*Task directions:* Filter the lines below, keeping each one that holds "dans".

(Entries from a dataset of interfaces)
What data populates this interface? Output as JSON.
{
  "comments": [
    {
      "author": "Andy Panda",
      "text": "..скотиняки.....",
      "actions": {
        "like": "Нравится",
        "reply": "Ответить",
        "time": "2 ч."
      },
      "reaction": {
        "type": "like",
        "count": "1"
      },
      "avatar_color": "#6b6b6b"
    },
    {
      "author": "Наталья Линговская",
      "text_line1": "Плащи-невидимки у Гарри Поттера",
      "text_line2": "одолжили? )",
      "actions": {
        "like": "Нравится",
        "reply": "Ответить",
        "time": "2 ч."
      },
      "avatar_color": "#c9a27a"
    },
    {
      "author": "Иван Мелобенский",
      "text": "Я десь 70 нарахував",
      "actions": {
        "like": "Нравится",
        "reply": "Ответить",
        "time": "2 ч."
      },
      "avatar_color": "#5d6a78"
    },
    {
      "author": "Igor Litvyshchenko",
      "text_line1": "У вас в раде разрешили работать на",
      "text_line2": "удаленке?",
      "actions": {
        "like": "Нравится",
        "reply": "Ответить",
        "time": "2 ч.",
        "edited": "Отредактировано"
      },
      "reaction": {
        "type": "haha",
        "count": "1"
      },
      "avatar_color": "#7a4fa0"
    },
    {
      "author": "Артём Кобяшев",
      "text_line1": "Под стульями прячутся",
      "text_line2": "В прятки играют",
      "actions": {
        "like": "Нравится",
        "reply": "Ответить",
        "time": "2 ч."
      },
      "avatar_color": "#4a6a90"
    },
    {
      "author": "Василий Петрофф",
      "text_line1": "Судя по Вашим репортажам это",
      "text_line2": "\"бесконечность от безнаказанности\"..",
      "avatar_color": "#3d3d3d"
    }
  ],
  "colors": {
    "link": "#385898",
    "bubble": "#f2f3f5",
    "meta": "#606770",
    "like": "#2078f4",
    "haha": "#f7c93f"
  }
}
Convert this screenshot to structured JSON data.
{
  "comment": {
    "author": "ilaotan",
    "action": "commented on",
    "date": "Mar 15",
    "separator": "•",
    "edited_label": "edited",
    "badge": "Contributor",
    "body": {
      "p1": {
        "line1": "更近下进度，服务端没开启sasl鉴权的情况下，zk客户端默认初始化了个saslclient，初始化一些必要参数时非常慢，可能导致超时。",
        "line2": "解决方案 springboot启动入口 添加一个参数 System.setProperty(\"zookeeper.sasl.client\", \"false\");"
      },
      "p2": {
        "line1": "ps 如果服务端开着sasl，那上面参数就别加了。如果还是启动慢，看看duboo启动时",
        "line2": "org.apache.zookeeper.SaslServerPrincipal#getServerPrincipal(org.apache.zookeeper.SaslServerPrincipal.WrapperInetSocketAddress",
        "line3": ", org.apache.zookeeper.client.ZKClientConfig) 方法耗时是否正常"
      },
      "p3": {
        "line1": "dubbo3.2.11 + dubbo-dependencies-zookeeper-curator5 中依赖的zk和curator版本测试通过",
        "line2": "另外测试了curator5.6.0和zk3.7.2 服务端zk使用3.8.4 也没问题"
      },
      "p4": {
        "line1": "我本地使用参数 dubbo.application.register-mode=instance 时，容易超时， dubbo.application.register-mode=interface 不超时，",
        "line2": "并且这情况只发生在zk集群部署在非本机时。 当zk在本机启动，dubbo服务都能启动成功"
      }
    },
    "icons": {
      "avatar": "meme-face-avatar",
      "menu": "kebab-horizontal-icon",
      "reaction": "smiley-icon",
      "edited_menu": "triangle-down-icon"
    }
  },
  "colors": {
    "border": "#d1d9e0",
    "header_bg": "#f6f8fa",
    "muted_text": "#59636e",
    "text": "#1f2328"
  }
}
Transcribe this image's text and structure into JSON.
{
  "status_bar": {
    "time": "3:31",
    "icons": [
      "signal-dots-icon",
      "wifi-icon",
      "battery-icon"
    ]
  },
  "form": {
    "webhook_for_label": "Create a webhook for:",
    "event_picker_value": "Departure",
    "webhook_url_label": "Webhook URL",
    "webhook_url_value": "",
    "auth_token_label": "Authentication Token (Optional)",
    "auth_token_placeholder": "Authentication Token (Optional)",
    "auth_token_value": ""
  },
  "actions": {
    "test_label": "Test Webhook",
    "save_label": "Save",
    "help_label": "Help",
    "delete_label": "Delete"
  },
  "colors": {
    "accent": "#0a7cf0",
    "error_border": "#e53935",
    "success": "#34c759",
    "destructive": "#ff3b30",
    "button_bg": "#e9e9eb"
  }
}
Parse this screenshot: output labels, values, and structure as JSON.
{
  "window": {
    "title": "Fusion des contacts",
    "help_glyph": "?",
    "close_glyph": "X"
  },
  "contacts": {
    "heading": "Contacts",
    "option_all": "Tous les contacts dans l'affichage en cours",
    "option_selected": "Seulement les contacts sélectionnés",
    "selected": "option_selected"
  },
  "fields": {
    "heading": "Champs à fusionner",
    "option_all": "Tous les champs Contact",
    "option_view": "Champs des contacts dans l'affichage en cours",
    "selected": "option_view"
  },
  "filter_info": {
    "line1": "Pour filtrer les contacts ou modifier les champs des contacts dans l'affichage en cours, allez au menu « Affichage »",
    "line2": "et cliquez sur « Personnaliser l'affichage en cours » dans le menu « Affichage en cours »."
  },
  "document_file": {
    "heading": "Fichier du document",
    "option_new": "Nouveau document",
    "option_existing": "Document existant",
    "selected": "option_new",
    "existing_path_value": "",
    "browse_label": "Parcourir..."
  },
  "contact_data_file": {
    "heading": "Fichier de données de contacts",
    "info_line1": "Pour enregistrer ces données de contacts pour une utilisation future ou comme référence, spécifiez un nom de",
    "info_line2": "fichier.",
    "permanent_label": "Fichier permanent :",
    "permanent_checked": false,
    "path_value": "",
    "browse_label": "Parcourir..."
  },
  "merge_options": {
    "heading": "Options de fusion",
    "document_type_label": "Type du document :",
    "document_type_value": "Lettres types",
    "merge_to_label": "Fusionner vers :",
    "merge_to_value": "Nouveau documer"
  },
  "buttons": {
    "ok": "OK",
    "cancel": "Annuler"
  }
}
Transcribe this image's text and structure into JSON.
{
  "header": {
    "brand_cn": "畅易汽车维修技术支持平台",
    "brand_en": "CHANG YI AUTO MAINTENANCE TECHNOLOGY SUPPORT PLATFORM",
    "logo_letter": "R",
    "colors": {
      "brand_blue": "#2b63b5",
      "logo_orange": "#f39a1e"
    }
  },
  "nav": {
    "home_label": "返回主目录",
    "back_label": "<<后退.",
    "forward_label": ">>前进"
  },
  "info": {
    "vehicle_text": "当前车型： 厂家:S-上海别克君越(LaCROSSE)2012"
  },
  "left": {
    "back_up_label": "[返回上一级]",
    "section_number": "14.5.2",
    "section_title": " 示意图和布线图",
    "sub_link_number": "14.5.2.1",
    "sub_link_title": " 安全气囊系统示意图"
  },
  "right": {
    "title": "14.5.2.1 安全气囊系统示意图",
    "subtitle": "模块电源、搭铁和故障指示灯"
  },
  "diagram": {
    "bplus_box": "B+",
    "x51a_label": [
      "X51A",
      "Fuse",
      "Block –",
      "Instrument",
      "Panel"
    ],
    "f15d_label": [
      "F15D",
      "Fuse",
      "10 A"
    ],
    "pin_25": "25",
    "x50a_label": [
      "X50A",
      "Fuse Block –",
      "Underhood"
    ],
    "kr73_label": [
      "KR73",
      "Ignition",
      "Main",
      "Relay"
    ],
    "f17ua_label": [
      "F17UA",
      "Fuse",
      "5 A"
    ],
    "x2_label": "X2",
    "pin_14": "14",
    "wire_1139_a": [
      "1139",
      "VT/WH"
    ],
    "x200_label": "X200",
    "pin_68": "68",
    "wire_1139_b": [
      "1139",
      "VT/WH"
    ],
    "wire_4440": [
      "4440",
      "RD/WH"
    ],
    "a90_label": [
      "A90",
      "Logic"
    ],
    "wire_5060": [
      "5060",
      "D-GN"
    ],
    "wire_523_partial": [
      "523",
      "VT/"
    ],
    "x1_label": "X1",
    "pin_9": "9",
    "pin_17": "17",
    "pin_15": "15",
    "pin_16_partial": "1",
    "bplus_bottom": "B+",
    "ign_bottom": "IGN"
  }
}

*Solution to the problem:*
    "option_all": "Tous les contacts dans l'affichage en cours",
    "option_view": "Champs des contacts dans l'affichage en cours",
    "line1": "Pour filtrer les contacts ou modifier les champs des contacts dans l'affichage en cours, allez au menu « Affichage »",
    "line2": "et cliquez sur « Personnaliser l'affichage en cours » dans le menu « Affichage en cours »."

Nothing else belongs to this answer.